June 26, 2008 marks the 60th anniversary of the Berlin Airlift - one of the biggest humanitarian operations ever, and a turning point in the Cold War. VOA's Kent Klein looks back at the Berlin Airlift, with a man who took part in it, and a woman who is still grateful for it.
Retired U.S. Air Force Colonel Gail Halvorsen drops candy to children from a transport plane that flew in the Berlin Airlift. He does this at air shows around the United States, like this one at Andrews Air Force Base in Maryland. He is known as "The Candy Bomber."
"We fly this 'Spirit of Freedom,' this C-54, to remind old people what it was about, and educate the young people of America what freedom meant to the kids in Berlin," he explains.
Sixty years ago, Halvorsen was a part of the Berlin Airlift - one of the largest humanitarian missions in history, and one of the first crises of the Cold War.
After World War II, a divided Berlin was surrounded by Soviet-occupied eastern Germany. In May, 1948, the Soviet Union blocked U.S., British and French access to the western part of the city, hoping the Allies would abandon it.
The two million people of West Berlin had only 35 days' worth of food. On June 26, the U.S. and Britain started flying food, coal and other vital supplies to them.
Halvorsen is one of the best-known pilots of the Airlift. He dropped American chocolate bars, tied to small parachutes, to the children of West Berlin. Halvorsen says the idea occurred to him as he was talking with some children across a barbed-wire fence at a Berlin airport.
"I wanted to give them something, because they did not beg," he explains. "I only had two sticks of gum, broke them in half, four pieces through the barbed wire. Kids with half a stick looked like they got a million bucks."
One child who was grateful for the arrival of the Airlift was Helga Stege. Today, she's Helga Johnson, a U.S. citizen who vividly remembers living in a partially bombed-out apartment building in postwar Berlin.
"We really had nothing to eat. There was nothing available," Johnson recalls. "We had some old potatoes or something. We were hungry all the time. We went to bed dressed because we had no coal to heat the house. Some of the windows were broken."

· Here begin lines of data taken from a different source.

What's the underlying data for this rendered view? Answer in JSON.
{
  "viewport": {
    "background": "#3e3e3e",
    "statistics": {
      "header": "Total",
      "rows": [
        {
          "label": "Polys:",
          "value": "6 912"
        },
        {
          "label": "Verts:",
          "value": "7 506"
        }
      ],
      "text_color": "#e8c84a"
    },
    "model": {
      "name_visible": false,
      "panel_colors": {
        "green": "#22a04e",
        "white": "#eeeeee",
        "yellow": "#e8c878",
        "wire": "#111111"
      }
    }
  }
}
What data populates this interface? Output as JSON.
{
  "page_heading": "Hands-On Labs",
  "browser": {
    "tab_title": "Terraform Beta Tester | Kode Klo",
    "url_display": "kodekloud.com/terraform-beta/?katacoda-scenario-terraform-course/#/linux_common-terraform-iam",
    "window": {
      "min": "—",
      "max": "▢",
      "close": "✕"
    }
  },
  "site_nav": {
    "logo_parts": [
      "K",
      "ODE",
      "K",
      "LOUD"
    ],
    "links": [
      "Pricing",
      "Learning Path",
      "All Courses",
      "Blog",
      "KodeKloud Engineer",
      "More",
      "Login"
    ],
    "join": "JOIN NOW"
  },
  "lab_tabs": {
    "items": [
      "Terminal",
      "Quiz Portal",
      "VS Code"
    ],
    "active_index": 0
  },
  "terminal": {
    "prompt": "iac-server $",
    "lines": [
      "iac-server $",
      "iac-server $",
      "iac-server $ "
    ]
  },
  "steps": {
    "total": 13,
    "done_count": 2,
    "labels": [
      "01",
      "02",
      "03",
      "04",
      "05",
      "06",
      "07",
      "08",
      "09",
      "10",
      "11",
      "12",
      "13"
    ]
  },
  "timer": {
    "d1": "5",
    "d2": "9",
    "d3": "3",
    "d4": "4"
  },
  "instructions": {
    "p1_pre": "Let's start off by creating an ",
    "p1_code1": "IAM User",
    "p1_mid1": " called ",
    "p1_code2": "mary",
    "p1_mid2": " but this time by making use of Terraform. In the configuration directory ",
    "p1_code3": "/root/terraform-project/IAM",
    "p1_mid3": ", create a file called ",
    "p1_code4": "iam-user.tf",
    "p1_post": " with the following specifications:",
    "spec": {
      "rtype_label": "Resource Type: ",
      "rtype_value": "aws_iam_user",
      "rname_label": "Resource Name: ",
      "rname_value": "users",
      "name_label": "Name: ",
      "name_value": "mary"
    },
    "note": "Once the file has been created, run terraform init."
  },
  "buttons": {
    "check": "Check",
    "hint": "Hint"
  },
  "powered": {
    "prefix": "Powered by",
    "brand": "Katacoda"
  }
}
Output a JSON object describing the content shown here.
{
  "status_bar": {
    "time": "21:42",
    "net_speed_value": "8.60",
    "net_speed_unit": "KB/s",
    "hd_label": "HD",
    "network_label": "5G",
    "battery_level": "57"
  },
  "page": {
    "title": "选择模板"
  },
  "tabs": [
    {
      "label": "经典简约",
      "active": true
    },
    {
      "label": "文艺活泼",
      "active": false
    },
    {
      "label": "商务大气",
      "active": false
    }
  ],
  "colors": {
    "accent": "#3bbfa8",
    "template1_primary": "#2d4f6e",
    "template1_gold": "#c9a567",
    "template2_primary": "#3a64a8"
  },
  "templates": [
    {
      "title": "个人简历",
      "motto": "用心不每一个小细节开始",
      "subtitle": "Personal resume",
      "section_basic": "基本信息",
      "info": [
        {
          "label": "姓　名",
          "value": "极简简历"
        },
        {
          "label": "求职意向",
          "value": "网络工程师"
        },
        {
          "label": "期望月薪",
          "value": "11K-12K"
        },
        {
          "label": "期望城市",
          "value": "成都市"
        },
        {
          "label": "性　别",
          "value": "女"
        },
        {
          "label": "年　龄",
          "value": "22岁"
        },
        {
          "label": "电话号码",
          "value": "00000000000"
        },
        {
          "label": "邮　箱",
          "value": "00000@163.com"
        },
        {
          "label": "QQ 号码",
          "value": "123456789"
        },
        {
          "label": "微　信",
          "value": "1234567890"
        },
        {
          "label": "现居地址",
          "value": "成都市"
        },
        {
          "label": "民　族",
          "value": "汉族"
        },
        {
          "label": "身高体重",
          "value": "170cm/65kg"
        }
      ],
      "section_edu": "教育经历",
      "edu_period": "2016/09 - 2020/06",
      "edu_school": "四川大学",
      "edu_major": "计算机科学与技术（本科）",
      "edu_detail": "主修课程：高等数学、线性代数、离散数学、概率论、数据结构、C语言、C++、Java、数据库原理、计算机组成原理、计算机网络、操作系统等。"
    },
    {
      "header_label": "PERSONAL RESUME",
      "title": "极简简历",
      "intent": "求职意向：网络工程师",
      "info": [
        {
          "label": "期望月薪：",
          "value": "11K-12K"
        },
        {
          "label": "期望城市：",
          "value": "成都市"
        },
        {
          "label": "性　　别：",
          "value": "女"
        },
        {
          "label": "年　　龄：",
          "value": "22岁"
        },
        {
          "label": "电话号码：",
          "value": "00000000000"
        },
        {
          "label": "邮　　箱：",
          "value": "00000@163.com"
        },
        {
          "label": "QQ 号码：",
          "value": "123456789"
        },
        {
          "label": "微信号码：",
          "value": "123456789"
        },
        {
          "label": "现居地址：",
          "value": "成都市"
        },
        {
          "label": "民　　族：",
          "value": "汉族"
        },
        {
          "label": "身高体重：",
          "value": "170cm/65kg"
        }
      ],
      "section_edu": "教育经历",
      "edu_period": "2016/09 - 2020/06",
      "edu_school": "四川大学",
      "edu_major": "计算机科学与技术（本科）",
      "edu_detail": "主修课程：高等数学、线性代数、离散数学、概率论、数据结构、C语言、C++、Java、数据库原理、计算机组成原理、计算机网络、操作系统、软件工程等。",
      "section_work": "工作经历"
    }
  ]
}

And she recalls the feeling of hope when she heard the sound of American and British transport planes landing.
"We were so grateful to the Americans that they helped us," she says. "You have to remember, we were the enemy, and the war was only over three years, and then the Americans helped us to stay alive."
Johnson also travels to air shows on the transport plane called the "Spirit of Freedom," which serves as a traveling museum of the Berlin Airlift.
Washington's International Spy Museum has an exhibit on Berlin's role in the Cold War. Executive Director Peter Earnest, a retired CIA agent, says the Berlin Airlift altered the course of the Cold War.
"It was just that the Blockade was so dramatic, so sudden and provoked such a sharp reply that it clearly sharpened the formation of those opposing blocs, if you will. And in that sense, I think, it played a key role in the Cold War," Earnest says.
Halvorsen says the Berlin Airlift stopped Soviet leader Joseph Stalin from marching westward, by turning world opinion against him.
"He had to take West Berlin before he went to West Germany," notes Halvorsen. "He got stopped in West Berlin by world opinion, because he was starving people, and the British, French and Americans were feeding them."
The Soviets ended their blockade of Berlin in May, 1949. The airlift ended in September.
Andrei Cherny, who's written a book about the Berlin Airlift, titled The Candy Bombers, says the airlift set the course for the rest of the Cold War.
"The Soviets, after that point, never gained a single inch of territory in Europe, and never really tried again after that," he says.
In 15 months, the U.S. and Britain had delivered more than 2.3 million tons of food and supplies on more than 278,000 flights into Berlin. A total of 101 people died in the operation. The transport planes together flew more than 148 million kilometers, almost the distance between the earth and the sun.
Andrei Cherny says the pilots of the Berlin Airlift earned their place in history.
"This is a story, really, about when America was at its best, when we were doing the right things in the world, when people all over the world looked to us as a source of goodness and decency and humanity," he says.